Some scientists regard animal migration as insanity associated with imbalance in the neuroendocrine system. As you know, many metabolic processes in the body are controlled by the adrenal glands. It was found that in animals during the period of mass reproduction, as well as migrations (invasions), there are sharp changes in the adrenal glands. Hence the insanity that is caused by stress when extremely strong environmental stimuli act on the body.
So, for example, with the onset of very high solar activity in 1957, the adrenal glands degenerated and their enlargement were found in young deer. This defect affected approximately 80% of all animals. The result of this experiment was not slow to show itself: in the three months of the next year, about 30% of the reindeer died.
It should be said that not only flocks of lemmings make "lethal" throws. In this, innumerable hordes of maddened squirrels were noticed, which, for example, in 1956 (with very high solar activity), moved north, where they were awaited by cold, hunger and death. They swam across the flooded Amur, overcame high mountains and even tried to swim across the Tatar Strait! The animals' legs were bleeding, their fur was worn out, but they walked and walked in the same direction, not paying any attention to people and obstacles. Some villages passed up to 300 squirrels per hour, and they moved at about 30 km per day. And each squirrel carried hundreds of ticks infected with the encephalitis virus.
Locust migrations also have nothing to do with lack of food.
In the last century, these insects made nine invasions with a period of 11 years.
How can you understand the reason for the senseless migration of animals, which eventually ends in their death? This question arises for everyone who is familiar with the problem or at least heard about it. I would like to believe that the animals do not have enough food, and they are fleeing in panic.
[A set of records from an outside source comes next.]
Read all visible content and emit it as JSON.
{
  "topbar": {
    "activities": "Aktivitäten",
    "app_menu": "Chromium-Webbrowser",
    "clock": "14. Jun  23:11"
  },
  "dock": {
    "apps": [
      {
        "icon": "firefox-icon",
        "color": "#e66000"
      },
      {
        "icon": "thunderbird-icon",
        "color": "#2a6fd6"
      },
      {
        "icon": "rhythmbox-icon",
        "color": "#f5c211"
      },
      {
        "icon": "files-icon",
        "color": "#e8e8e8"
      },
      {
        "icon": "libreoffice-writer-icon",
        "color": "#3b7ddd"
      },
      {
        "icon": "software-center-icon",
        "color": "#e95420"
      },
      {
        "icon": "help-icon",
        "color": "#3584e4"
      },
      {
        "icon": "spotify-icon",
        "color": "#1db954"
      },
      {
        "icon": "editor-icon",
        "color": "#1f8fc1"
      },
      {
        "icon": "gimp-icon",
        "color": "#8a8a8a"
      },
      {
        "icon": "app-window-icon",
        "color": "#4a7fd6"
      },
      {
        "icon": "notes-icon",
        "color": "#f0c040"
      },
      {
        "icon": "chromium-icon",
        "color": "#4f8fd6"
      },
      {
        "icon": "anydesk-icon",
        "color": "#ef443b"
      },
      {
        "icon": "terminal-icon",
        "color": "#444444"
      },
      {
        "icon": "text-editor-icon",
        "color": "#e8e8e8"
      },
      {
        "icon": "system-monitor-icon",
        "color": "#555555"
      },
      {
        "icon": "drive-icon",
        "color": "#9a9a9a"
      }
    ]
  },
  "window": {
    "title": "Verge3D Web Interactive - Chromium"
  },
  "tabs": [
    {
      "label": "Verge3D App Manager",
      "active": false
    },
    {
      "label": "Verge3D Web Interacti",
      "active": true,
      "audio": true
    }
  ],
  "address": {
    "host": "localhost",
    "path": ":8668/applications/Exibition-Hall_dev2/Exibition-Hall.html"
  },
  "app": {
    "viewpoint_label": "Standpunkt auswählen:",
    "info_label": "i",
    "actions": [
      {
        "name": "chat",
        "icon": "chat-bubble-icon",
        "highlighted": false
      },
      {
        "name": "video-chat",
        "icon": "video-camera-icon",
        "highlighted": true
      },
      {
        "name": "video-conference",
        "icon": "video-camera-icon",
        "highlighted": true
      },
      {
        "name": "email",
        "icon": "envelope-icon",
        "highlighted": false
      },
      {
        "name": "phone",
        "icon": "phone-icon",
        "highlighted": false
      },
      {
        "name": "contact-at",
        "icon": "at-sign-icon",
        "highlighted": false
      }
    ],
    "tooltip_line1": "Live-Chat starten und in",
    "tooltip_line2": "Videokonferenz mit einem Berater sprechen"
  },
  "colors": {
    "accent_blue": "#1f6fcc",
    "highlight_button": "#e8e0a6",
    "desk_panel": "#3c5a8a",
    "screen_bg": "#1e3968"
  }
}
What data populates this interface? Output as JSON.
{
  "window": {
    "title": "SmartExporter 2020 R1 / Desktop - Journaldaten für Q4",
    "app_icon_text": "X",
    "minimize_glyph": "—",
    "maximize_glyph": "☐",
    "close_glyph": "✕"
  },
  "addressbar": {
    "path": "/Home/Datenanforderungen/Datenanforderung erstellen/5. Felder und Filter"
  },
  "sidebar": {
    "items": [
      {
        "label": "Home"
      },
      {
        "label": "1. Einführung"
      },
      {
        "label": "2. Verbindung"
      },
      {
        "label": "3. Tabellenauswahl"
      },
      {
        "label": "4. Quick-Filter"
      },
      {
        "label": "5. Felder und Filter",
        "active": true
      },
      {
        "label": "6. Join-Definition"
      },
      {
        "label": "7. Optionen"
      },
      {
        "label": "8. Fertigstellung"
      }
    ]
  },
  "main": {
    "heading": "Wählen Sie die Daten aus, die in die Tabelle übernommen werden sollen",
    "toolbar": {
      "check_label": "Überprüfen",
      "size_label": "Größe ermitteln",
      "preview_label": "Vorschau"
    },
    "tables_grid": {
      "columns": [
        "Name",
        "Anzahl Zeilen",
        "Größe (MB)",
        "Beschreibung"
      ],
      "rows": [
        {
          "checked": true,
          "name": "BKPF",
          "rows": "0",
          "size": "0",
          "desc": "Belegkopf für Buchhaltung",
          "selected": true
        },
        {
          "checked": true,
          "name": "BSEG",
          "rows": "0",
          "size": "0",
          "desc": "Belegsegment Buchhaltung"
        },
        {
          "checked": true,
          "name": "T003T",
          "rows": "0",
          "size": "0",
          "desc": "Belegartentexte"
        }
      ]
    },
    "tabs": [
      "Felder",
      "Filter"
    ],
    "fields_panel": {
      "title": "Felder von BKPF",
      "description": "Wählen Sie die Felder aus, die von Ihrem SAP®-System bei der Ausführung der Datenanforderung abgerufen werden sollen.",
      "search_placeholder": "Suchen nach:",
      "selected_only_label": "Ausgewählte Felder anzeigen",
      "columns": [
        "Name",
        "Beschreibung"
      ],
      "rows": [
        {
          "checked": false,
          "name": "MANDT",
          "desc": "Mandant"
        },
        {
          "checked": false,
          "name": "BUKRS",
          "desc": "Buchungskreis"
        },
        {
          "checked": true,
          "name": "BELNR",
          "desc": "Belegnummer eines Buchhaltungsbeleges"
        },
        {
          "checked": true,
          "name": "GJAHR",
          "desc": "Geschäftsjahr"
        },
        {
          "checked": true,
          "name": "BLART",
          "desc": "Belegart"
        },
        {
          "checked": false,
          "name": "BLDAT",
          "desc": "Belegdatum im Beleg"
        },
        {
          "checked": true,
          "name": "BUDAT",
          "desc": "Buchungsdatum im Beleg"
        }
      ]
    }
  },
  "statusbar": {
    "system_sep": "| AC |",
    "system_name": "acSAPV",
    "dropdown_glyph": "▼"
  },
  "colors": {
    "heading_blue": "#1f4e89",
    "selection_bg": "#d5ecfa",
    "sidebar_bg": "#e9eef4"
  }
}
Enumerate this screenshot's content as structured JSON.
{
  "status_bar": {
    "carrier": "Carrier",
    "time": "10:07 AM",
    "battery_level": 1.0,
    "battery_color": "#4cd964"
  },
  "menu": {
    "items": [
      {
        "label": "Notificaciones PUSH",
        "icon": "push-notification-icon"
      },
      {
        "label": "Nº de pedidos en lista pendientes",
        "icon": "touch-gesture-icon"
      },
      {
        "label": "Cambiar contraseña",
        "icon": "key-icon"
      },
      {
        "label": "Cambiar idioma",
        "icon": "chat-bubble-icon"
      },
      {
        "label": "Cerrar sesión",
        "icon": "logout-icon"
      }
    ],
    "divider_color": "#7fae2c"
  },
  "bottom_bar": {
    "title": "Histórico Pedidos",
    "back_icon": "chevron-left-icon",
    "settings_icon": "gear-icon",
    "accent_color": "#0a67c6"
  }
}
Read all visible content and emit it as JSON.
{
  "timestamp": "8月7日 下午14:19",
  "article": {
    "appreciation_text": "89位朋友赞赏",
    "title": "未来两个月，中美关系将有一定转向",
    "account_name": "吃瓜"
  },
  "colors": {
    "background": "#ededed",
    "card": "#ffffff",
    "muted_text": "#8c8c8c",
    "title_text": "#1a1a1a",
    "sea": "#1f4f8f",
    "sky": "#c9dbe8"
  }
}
But facts contradict this …
V. Syadro, T. Iovleva, O. Ochkurova "100 famous mysteries of nature"